== SOURCE MATERIAL

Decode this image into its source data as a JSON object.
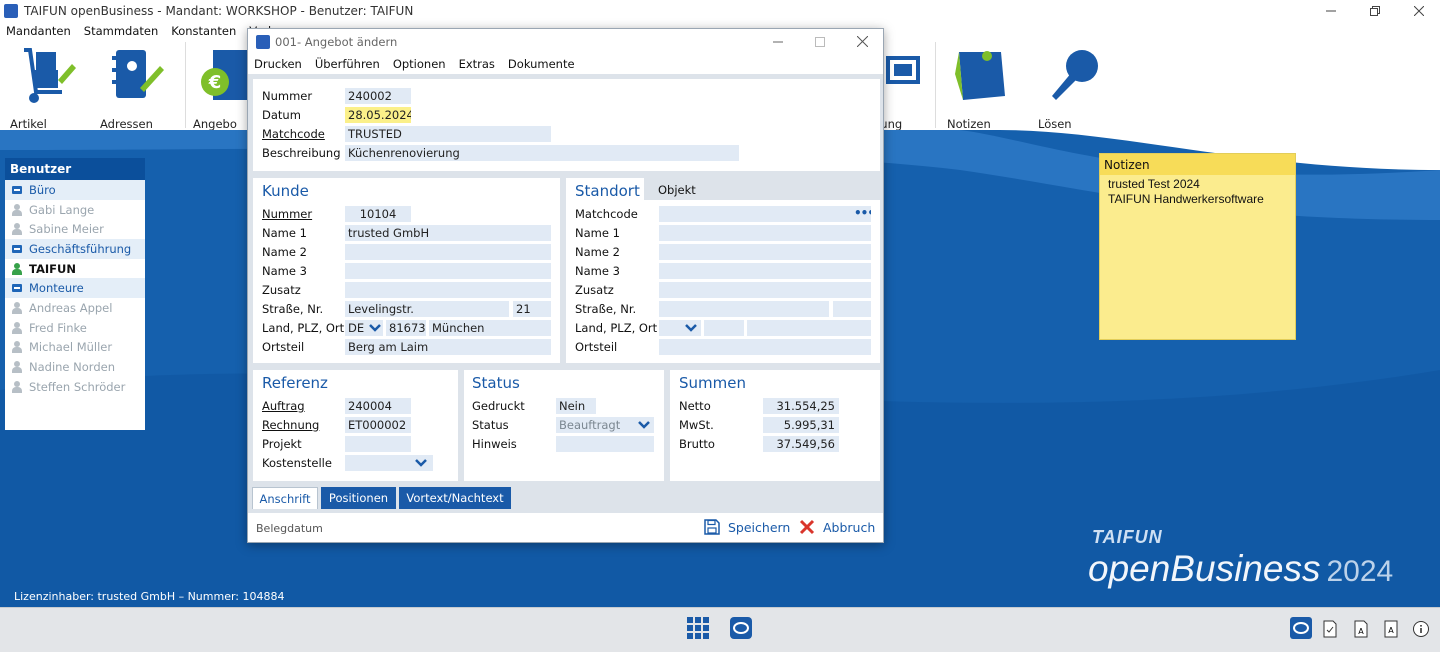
{
  "window": {
    "title": "TAIFUN openBusiness - Mandant: WORKSHOP - Benutzer: TAIFUN"
  },
  "menu": [
    "Mandanten",
    "Stammdaten",
    "Konstanten",
    "Verk"
  ],
  "ribbon": {
    "artikel": "Artikel",
    "adressen": "Adressen",
    "angebote": "Angebo",
    "wartung": "artung",
    "notizen": "Notizen",
    "loesen": "Lösen"
  },
  "users": {
    "title": "Benutzer",
    "rows": [
      {
        "label": "Büro",
        "kind": "group"
      },
      {
        "label": "Gabi Lange",
        "kind": "inactive"
      },
      {
        "label": "Sabine Meier",
        "kind": "inactive"
      },
      {
        "label": "Geschäftsführung",
        "kind": "group"
      },
      {
        "label": "TAIFUN",
        "kind": "active"
      },
      {
        "label": "Monteure",
        "kind": "group"
      },
      {
        "label": "Andreas Appel",
        "kind": "inactive"
      },
      {
        "label": "Fred Finke",
        "kind": "inactive"
      },
      {
        "label": "Michael Müller",
        "kind": "inactive"
      },
      {
        "label": "Nadine Norden",
        "kind": "inactive"
      },
      {
        "label": "Steffen Schröder",
        "kind": "inactive"
      }
    ]
  },
  "note": {
    "title": "Notizen",
    "line1": "trusted Test 2024",
    "line2": "TAIFUN Handwerkersoftware"
  },
  "brand": {
    "name": "TAIFUN",
    "product": "openBusiness",
    "year": "2024"
  },
  "license": "Lizenzinhaber: trusted GmbH – Nummer: 104884",
  "dialog": {
    "title": "001- Angebot ändern",
    "menu": [
      "Drucken",
      "Überführen",
      "Optionen",
      "Extras",
      "Dokumente"
    ],
    "header": {
      "nummer_label": "Nummer",
      "nummer": "240002",
      "datum_label": "Datum",
      "datum": "28.05.2024",
      "matchcode_label": "Matchcode",
      "matchcode": "TRUSTED",
      "beschreibung_label": "Beschreibung",
      "beschreibung": "Küchenrenovierung"
    },
    "kunde": {
      "title": "Kunde",
      "nummer_label": "Nummer",
      "nummer": "10104",
      "name1_label": "Name 1",
      "name1": "trusted GmbH",
      "name2_label": "Name 2",
      "name2": "",
      "name3_label": "Name 3",
      "name3": "",
      "zusatz_label": "Zusatz",
      "zusatz": "",
      "strasse_label": "Straße, Nr.",
      "strasse": "Levelingstr.",
      "hausnr": "21",
      "land_label": "Land, PLZ, Ort",
      "land": "DE",
      "plz": "81673",
      "ort": "München",
      "ortsteil_label": "Ortsteil",
      "ortsteil": "Berg am Laim"
    },
    "standort": {
      "title": "Standort",
      "tab2": "Objekt",
      "matchcode_label": "Matchcode",
      "name1_label": "Name 1",
      "name2_label": "Name 2",
      "name3_label": "Name 3",
      "zusatz_label": "Zusatz",
      "strasse_label": "Straße, Nr.",
      "land_label": "Land, PLZ, Ort",
      "ortsteil_label": "Ortsteil"
    },
    "referenz": {
      "title": "Referenz",
      "auftrag_label": "Auftrag",
      "auftrag": "240004",
      "rechnung_label": "Rechnung",
      "rechnung": "ET000002",
      "projekt_label": "Projekt",
      "projekt": "",
      "kostenstelle_label": "Kostenstelle"
    },
    "status": {
      "title": "Status",
      "gedruckt_label": "Gedruckt",
      "gedruckt": "Nein",
      "status_label": "Status",
      "status": "Beauftragt",
      "hinweis_label": "Hinweis",
      "hinweis": ""
    },
    "summen": {
      "title": "Summen",
      "netto_label": "Netto",
      "netto": "31.554,25",
      "mwst_label": "MwSt.",
      "mwst": "5.995,31",
      "brutto_label": "Brutto",
      "brutto": "37.549,56"
    },
    "tabs": [
      "Anschrift",
      "Positionen",
      "Vortext/Nachtext"
    ],
    "status_text": "Belegdatum",
    "save": "Speichern",
    "cancel": "Abbruch"
  }
}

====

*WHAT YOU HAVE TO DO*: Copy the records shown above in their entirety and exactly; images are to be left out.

*TASK RESULT*:
Decode this image into its source data as a JSON object.
{
  "window": {
    "title": "TAIFUN openBusiness - Mandant: WORKSHOP - Benutzer: TAIFUN"
  },
  "menu": [
    "Mandanten",
    "Stammdaten",
    "Konstanten",
    "Verk"
  ],
  "ribbon": {
    "artikel": "Artikel",
    "adressen": "Adressen",
    "angebote": "Angebo",
    "wartung": "artung",
    "notizen": "Notizen",
    "loesen": "Lösen"
  },
  "users": {
    "title": "Benutzer",
    "rows": [
      {
        "label": "Büro",
        "kind": "group"
      },
      {
        "label": "Gabi Lange",
        "kind": "inactive"
      },
      {
        "label": "Sabine Meier",
        "kind": "inactive"
      },
      {
        "label": "Geschäftsführung",
        "kind": "group"
      },
      {
        "label": "TAIFUN",
        "kind": "active"
      },
      {
        "label": "Monteure",
        "kind": "group"
      },
      {
        "label": "Andreas Appel",
        "kind": "inactive"
      },
      {
        "label": "Fred Finke",
        "kind": "inactive"
      },
      {
        "label": "Michael Müller",
        "kind": "inactive"
      },
      {
        "label": "Nadine Norden",
        "kind": "inactive"
      },
      {
        "label": "Steffen Schröder",
        "kind": "inactive"
      }
    ]
  },
  "note": {
    "title": "Notizen",
    "line1": "trusted Test 2024",
    "line2": "TAIFUN Handwerkersoftware"
  },
  "brand": {
    "name": "TAIFUN",
    "product": "openBusiness",
    "year": "2024"
  },
  "license": "Lizenzinhaber: trusted GmbH – Nummer: 104884",
  "dialog": {
    "title": "001- Angebot ändern",
    "menu": [
      "Drucken",
      "Überführen",
      "Optionen",
      "Extras",
      "Dokumente"
    ],
    "header": {
      "nummer_label": "Nummer",
      "nummer": "240002",
      "datum_label": "Datum",
      "datum": "28.05.2024",
      "matchcode_label": "Matchcode",
      "matchcode": "TRUSTED",
      "beschreibung_label": "Beschreibung",
      "beschreibung": "Küchenrenovierung"
    },
    "kunde": {
      "title": "Kunde",
      "nummer_label": "Nummer",
      "nummer": "10104",
      "name1_label": "Name 1",
      "name1": "trusted GmbH",
      "name2_label": "Name 2",
      "name2": "",
      "name3_label": "Name 3",
      "name3": "",
      "zusatz_label": "Zusatz",
      "zusatz": "",
      "strasse_label": "Straße, Nr.",
      "strasse": "Levelingstr.",
      "hausnr": "21",
      "land_label": "Land, PLZ, Ort",
      "land": "DE",
      "plz": "81673",
      "ort": "München",
      "ortsteil_label": "Ortsteil",
      "ortsteil": "Berg am Laim"
    },
    "standort": {
      "title": "Standort",
      "tab2": "Objekt",
      "matchcode_label": "Matchcode",
      "name1_label": "Name 1",
      "name2_label": "Name 2",
      "name3_label": "Name 3",
      "zusatz_label": "Zusatz",
      "strasse_label": "Straße, Nr.",
      "land_label": "Land, PLZ, Ort",
      "ortsteil_label": "Ortsteil"
    },
    "referenz": {
      "title": "Referenz",
      "auftrag_label": "Auftrag",
      "auftrag": "240004",
      "rechnung_label": "Rechnung",
      "rechnung": "ET000002",
      "projekt_label": "Projekt",
      "projekt": "",
      "kostenstelle_label": "Kostenstelle"
    },
    "status": {
      "title": "Status",
      "gedruckt_label": "Gedruckt",
      "gedruckt": "Nein",
      "status_label": "Status",
      "status": "Beauftragt",
      "hinweis_label": "Hinweis",
      "hinweis": ""
    },
    "summen": {
      "title": "Summen",
      "netto_label": "Netto",
      "netto": "31.554,25",
      "mwst_label": "MwSt.",
      "mwst": "5.995,31",
      "brutto_label": "Brutto",
      "brutto": "37.549,56"
    },
    "tabs": [
      "Anschrift",
      "Positionen",
      "Vortext/Nachtext"
    ],
    "status_text": "Belegdatum",
    "save": "Speichern",
    "cancel": "Abbruch"
  }
}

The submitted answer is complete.